Professional whitening (in-office or at home) can make your teeth up to seven shades whiter. Your dentist will show you “shade cards” that are similar to those used for choosing paint. You can choose which one is best for you.
If you use an over-the-counter product at home, choose carefully to ensure it is safe, effective and reliable. For example, you can look for a product accepted by the American Dental Association. Follow the directions carefully. Over-the-counter products will not produce the dramatic improvements you can get through a professional. Excess exposure to OTC bleaching products can cause sensitivity in your teeth.
There’s been a trend in recent years toward whiter, brighter teeth. The shades that were popular a few years ago seem somewhat dingy by comparison.

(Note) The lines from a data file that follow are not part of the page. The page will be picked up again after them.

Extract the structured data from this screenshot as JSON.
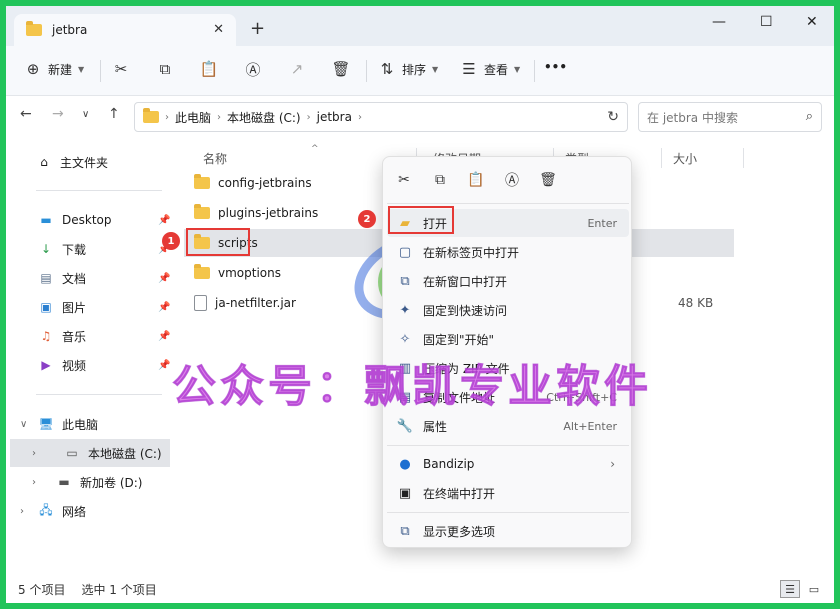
{
  "window": {
    "tab_title": "jetbra",
    "tab_close": "✕",
    "new_tab": "+",
    "minimize": "—",
    "maximize": "☐",
    "close": "✕"
  },
  "toolbar": {
    "new_label": "新建",
    "sort_label": "排序",
    "view_label": "查看",
    "more_label": "•••"
  },
  "address": {
    "crumbs": [
      "此电脑",
      "本地磁盘 (C:)",
      "jetbra"
    ],
    "search_placeholder": "在 jetbra 中搜索"
  },
  "sidebar": {
    "home": "主文件夹",
    "quick": [
      {
        "label": "Desktop",
        "icon": "desktop-icon"
      },
      {
        "label": "下载",
        "icon": "download-icon"
      },
      {
        "label": "文档",
        "icon": "document-icon"
      },
      {
        "label": "图片",
        "icon": "picture-icon"
      },
      {
        "label": "音乐",
        "icon": "music-icon"
      },
      {
        "label": "视频",
        "icon": "video-icon"
      }
    ],
    "this_pc": "此电脑",
    "drives": [
      {
        "label": "本地磁盘 (C:)"
      },
      {
        "label": "新加卷 (D:)"
      }
    ],
    "network": "网络"
  },
  "columns": {
    "name": "名称",
    "date": "修改日期",
    "type": "类型",
    "size": "大小"
  },
  "files": [
    {
      "name": "config-jetbrains",
      "kind": "folder",
      "size": ""
    },
    {
      "name": "plugins-jetbrains",
      "kind": "folder",
      "size": ""
    },
    {
      "name": "scripts",
      "kind": "folder",
      "size": ""
    },
    {
      "name": "vmoptions",
      "kind": "folder",
      "size": ""
    },
    {
      "name": "ja-netfilter.jar",
      "kind": "file",
      "size": "48 KB"
    }
  ],
  "badges": {
    "one": "1",
    "two": "2"
  },
  "context_menu": {
    "items": [
      {
        "label": "打开",
        "shortcut": "Enter",
        "icon": "open-folder-icon"
      },
      {
        "label": "在新标签页中打开",
        "shortcut": "",
        "icon": "new-tab-icon"
      },
      {
        "label": "在新窗口中打开",
        "shortcut": "",
        "icon": "new-window-icon"
      },
      {
        "label": "固定到快速访问",
        "shortcut": "",
        "icon": "pin-icon"
      },
      {
        "label": "固定到\"开始\"",
        "shortcut": "",
        "icon": "pin-start-icon"
      },
      {
        "label": "压缩为 ZIP 文件",
        "shortcut": "",
        "icon": "zip-icon"
      },
      {
        "label": "复制文件地址",
        "shortcut": "Ctrl+Shift+C",
        "icon": "copy-path-icon"
      },
      {
        "label": "属性",
        "shortcut": "Alt+Enter",
        "icon": "wrench-icon"
      },
      {
        "label": "Bandizip",
        "shortcut": "",
        "icon": "bandizip-icon"
      },
      {
        "label": "在终端中打开",
        "shortcut": "",
        "icon": "terminal-icon"
      },
      {
        "label": "显示更多选项",
        "shortcut": "",
        "icon": "more-options-icon"
      }
    ]
  },
  "status": {
    "count": "5 个项目",
    "selected": "选中 1 个项目"
  },
  "watermark": "公众号：飘凯专业软件"
}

It is important to think about which shade most flatters you and not how white your teeth can get. Keep in mind that your habits also dictate how white your teeth will be. Your whitening results will last longer if you don’t smoke and don’t drink coffee or tea. Occasional touch-ups may be needed to maintain the shade you want. This should be done with professional direction.
For good results,in-office bleaching is best. Before starting a whitening program, your cosmetic dentist will determine the health of your teeth and mouth. He or she will remove any surface stains and deposits. Treatment will be customized to your particular needs. Your dentist also will advise you if you need to change your daily oral care routine, to help maintain the results.

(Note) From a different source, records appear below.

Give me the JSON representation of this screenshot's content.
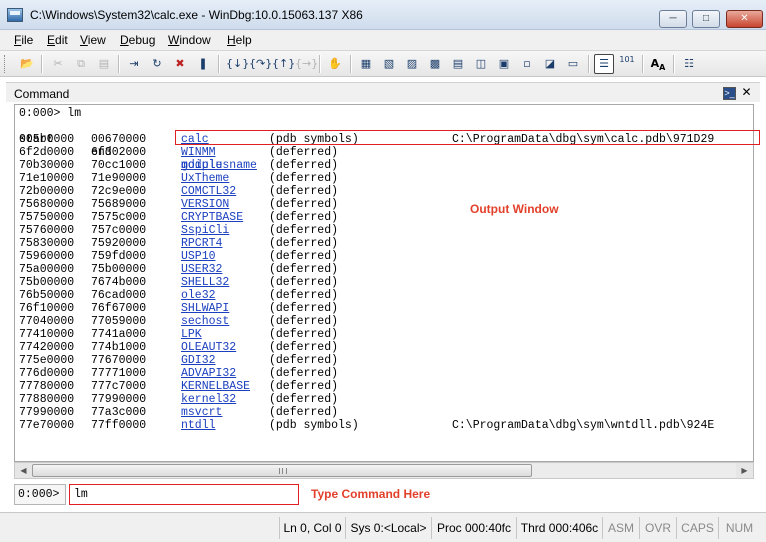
{
  "window": {
    "title": "C:\\Windows\\System32\\calc.exe - WinDbg:10.0.15063.137 X86",
    "minimize_glyph": "─",
    "maximize_glyph": "□",
    "close_glyph": "✕"
  },
  "menu": [
    {
      "label": "File",
      "accel": "F"
    },
    {
      "label": "Edit",
      "accel": "E"
    },
    {
      "label": "View",
      "accel": "V"
    },
    {
      "label": "Debug",
      "accel": "D"
    },
    {
      "label": "Window",
      "accel": "W"
    },
    {
      "label": "Help",
      "accel": "H"
    }
  ],
  "toolbar": {
    "icons": [
      "open-folder-icon",
      "cut-icon",
      "copy-icon",
      "paste-icon",
      "go-icon",
      "restart-icon",
      "stop-debugging-icon",
      "break-icon",
      "step-into-icon",
      "step-over-icon",
      "step-out-icon",
      "run-to-cursor-icon",
      "set-breakpoint-icon",
      "command-window-icon",
      "watch-window-icon",
      "locals-window-icon",
      "registers-window-icon",
      "memory-window-icon",
      "call-stack-icon",
      "disassembly-window-icon",
      "scratch-pad-icon",
      "source-mode-icon",
      "font-icon",
      "options-icon"
    ],
    "source_mode_label": "101"
  },
  "command_pane": {
    "title": "Command",
    "prompt_line": "0:000> lm",
    "columns": {
      "start": "start",
      "end": "end",
      "module": "module name"
    },
    "rows": [
      {
        "start": "005b0000",
        "end": "00670000",
        "module": "calc",
        "status": "(pdb symbols)",
        "path": "C:\\ProgramData\\dbg\\sym\\calc.pdb\\971D29"
      },
      {
        "start": "6f2d0000",
        "end": "6f302000",
        "module": "WINMM",
        "status": "(deferred)",
        "path": ""
      },
      {
        "start": "70b30000",
        "end": "70cc1000",
        "module": "gdiplus",
        "status": "(deferred)",
        "path": ""
      },
      {
        "start": "71e10000",
        "end": "71e90000",
        "module": "UxTheme",
        "status": "(deferred)",
        "path": ""
      },
      {
        "start": "72b00000",
        "end": "72c9e000",
        "module": "COMCTL32",
        "status": "(deferred)",
        "path": ""
      },
      {
        "start": "75680000",
        "end": "75689000",
        "module": "VERSION",
        "status": "(deferred)",
        "path": ""
      },
      {
        "start": "75750000",
        "end": "7575c000",
        "module": "CRYPTBASE",
        "status": "(deferred)",
        "path": ""
      },
      {
        "start": "75760000",
        "end": "757c0000",
        "module": "SspiCli",
        "status": "(deferred)",
        "path": ""
      },
      {
        "start": "75830000",
        "end": "75920000",
        "module": "RPCRT4",
        "status": "(deferred)",
        "path": ""
      },
      {
        "start": "75960000",
        "end": "759fd000",
        "module": "USP10",
        "status": "(deferred)",
        "path": ""
      },
      {
        "start": "75a00000",
        "end": "75b00000",
        "module": "USER32",
        "status": "(deferred)",
        "path": ""
      },
      {
        "start": "75b00000",
        "end": "7674b000",
        "module": "SHELL32",
        "status": "(deferred)",
        "path": ""
      },
      {
        "start": "76b50000",
        "end": "76cad000",
        "module": "ole32",
        "status": "(deferred)",
        "path": ""
      },
      {
        "start": "76f10000",
        "end": "76f67000",
        "module": "SHLWAPI",
        "status": "(deferred)",
        "path": ""
      },
      {
        "start": "77040000",
        "end": "77059000",
        "module": "sechost",
        "status": "(deferred)",
        "path": ""
      },
      {
        "start": "77410000",
        "end": "7741a000",
        "module": "LPK",
        "status": "(deferred)",
        "path": ""
      },
      {
        "start": "77420000",
        "end": "774b1000",
        "module": "OLEAUT32",
        "status": "(deferred)",
        "path": ""
      },
      {
        "start": "775e0000",
        "end": "77670000",
        "module": "GDI32",
        "status": "(deferred)",
        "path": ""
      },
      {
        "start": "776d0000",
        "end": "77771000",
        "module": "ADVAPI32",
        "status": "(deferred)",
        "path": ""
      },
      {
        "start": "77780000",
        "end": "777c7000",
        "module": "KERNELBASE",
        "status": "(deferred)",
        "path": ""
      },
      {
        "start": "77880000",
        "end": "77990000",
        "module": "kernel32",
        "status": "(deferred)",
        "path": ""
      },
      {
        "start": "77990000",
        "end": "77a3c000",
        "module": "msvcrt",
        "status": "(deferred)",
        "path": ""
      },
      {
        "start": "77e70000",
        "end": "77ff0000",
        "module": "ntdll",
        "status": "(pdb symbols)",
        "path": "C:\\ProgramData\\dbg\\sym\\wntdll.pdb\\924E"
      }
    ],
    "output_annotation": "Output Window",
    "input_prompt": "0:000>",
    "input_value": "lm",
    "input_annotation": "Type Command Here"
  },
  "statusbar": {
    "position": "Ln 0, Col 0",
    "sys": "Sys 0:<Local>",
    "proc": "Proc 000:40fc",
    "thrd": "Thrd 000:406c",
    "asm": "ASM",
    "ovr": "OVR",
    "caps": "CAPS",
    "num": "NUM"
  },
  "colors": {
    "annotation": "#e2402a",
    "highlight_border": "#e02020",
    "link": "#1a3fbf"
  }
}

Professional in-office whitening is also more convenient. This is because the bleaching agents are stronger than those in over-the-counter products. Your teeth will get much whiter in 60 to 90 minutes. Some people may need two or three visits. Others can get good results in a single session.
Some in-office treatments use a light to activate the whitening agent. This process is more efficient. Teeth can get many shades whiter using the light.

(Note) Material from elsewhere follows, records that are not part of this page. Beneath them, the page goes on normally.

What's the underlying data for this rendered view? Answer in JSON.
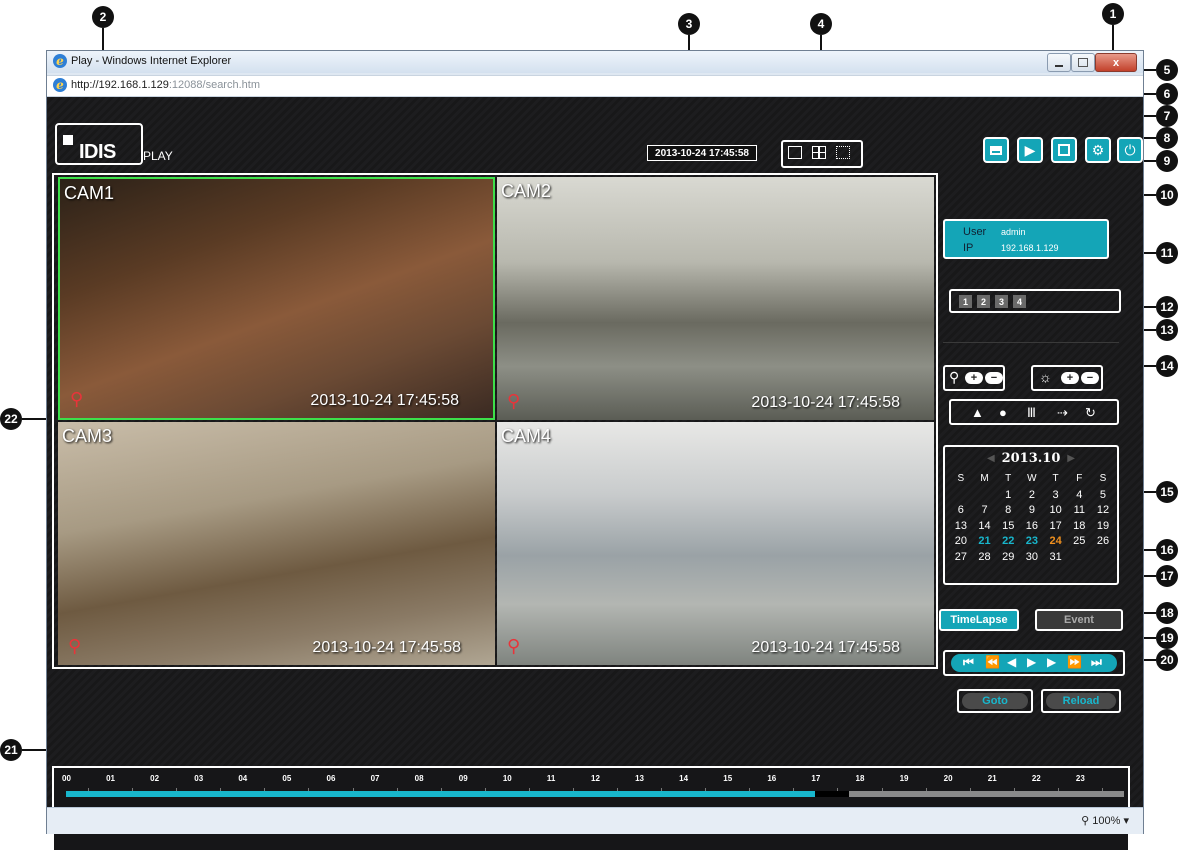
{
  "window": {
    "title": "Play - Windows Internet Explorer",
    "address_host": "http://192.168.1.129",
    "address_port_path": ":12088/search.htm",
    "minimize_icon": "minimize-icon",
    "maximize_icon": "maximize-icon",
    "close_label": "x"
  },
  "header": {
    "logo_text": "IDIS",
    "logo_sub": "PLAY",
    "datetime": "2013-10-24 17:45:58",
    "layout_buttons": [
      "single-layout-icon",
      "quad-layout-icon",
      "fullscreen-icon"
    ],
    "toolbar_buttons": [
      "print-icon",
      "playback-icon",
      "snapshot-icon",
      "settings-icon",
      "logout-icon"
    ]
  },
  "cameras": [
    {
      "name": "CAM1",
      "timestamp": "2013-10-24 17:45:58",
      "zoom_icon": "magnifier-icon"
    },
    {
      "name": "CAM2",
      "timestamp": "2013-10-24 17:45:58",
      "zoom_icon": "magnifier-icon"
    },
    {
      "name": "CAM3",
      "timestamp": "2013-10-24 17:45:58",
      "zoom_icon": "magnifier-icon"
    },
    {
      "name": "CAM4",
      "timestamp": "2013-10-24 17:45:58",
      "zoom_icon": "magnifier-icon"
    }
  ],
  "user_info": {
    "user_label": "User",
    "user_value": "admin",
    "ip_label": "IP",
    "ip_value": "192.168.1.129"
  },
  "camera_pages": [
    "1",
    "2",
    "3",
    "4"
  ],
  "zoom_control": {
    "icon": "zoom-icon",
    "plus": "+",
    "minus": "−"
  },
  "brightness_control": {
    "icon": "brightness-icon",
    "plus": "+",
    "minus": "−"
  },
  "image_controls": [
    "sharpness-icon",
    "blur-icon",
    "equalizer-icon",
    "interpolation-icon",
    "refresh-icon"
  ],
  "calendar": {
    "month": "2013.10",
    "prev_icon": "chevron-left-icon",
    "next_icon": "chevron-right-icon",
    "weekdays": [
      "S",
      "M",
      "T",
      "W",
      "T",
      "F",
      "S"
    ],
    "weeks": [
      [
        "",
        "",
        "1",
        "2",
        "3",
        "4",
        "5"
      ],
      [
        "6",
        "7",
        "8",
        "9",
        "10",
        "11",
        "12"
      ],
      [
        "13",
        "14",
        "15",
        "16",
        "17",
        "18",
        "19"
      ],
      [
        "20",
        "21",
        "22",
        "23",
        "24",
        "25",
        "26"
      ],
      [
        "27",
        "28",
        "29",
        "30",
        "31",
        "",
        ""
      ]
    ],
    "recorded_days": [
      "21",
      "22",
      "23"
    ],
    "selected_day": "24"
  },
  "search_modes": {
    "timelapse": "TimeLapse",
    "event": "Event"
  },
  "playback_buttons": [
    "skip-to-start-icon",
    "fast-rewind-icon",
    "step-back-icon",
    "play-icon",
    "step-forward-icon",
    "fast-forward-icon",
    "skip-to-end-icon"
  ],
  "actions": {
    "goto": "Goto",
    "reload": "Reload"
  },
  "timeline": {
    "hours": [
      "00",
      "01",
      "02",
      "03",
      "04",
      "05",
      "06",
      "07",
      "08",
      "09",
      "10",
      "11",
      "12",
      "13",
      "14",
      "15",
      "16",
      "17",
      "18",
      "19",
      "20",
      "21",
      "22",
      "23"
    ],
    "recorded_until_hour": 17,
    "cursor_hour_fraction": 17.76
  },
  "status_bar": {
    "zoom": "100%"
  },
  "callouts": [
    "1",
    "2",
    "3",
    "4",
    "5",
    "6",
    "7",
    "8",
    "9",
    "10",
    "11",
    "12",
    "13",
    "14",
    "15",
    "16",
    "17",
    "18",
    "19",
    "20",
    "21",
    "22"
  ],
  "colors": {
    "accent": "#14a5b7",
    "recorded": "#18b6cc",
    "selected_day": "#f0901e",
    "magnifier": "#e8343a"
  }
}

In-office whitening also avoids the use of trays, so you will not swallow any of the whitening agent.
You are unlikely to have any serious effects from whitening. However, some people feel mild tooth sensitivity after bleaching. Gums also can get irritated. A prescription fluoride gel can reduce the sensitivity, but most people don’t need it. The sensitivity usually goes away within a few days.
Irritation of gums or other soft tissues in the mouth is more of a problem with over-the-counter bleaching kits. That’s because the bleaching agents may leak around the edges of the mouthpiece.
Women should avoid tooth whitening during pregnancy. The effects of bleaching agents on fetal development are unknown.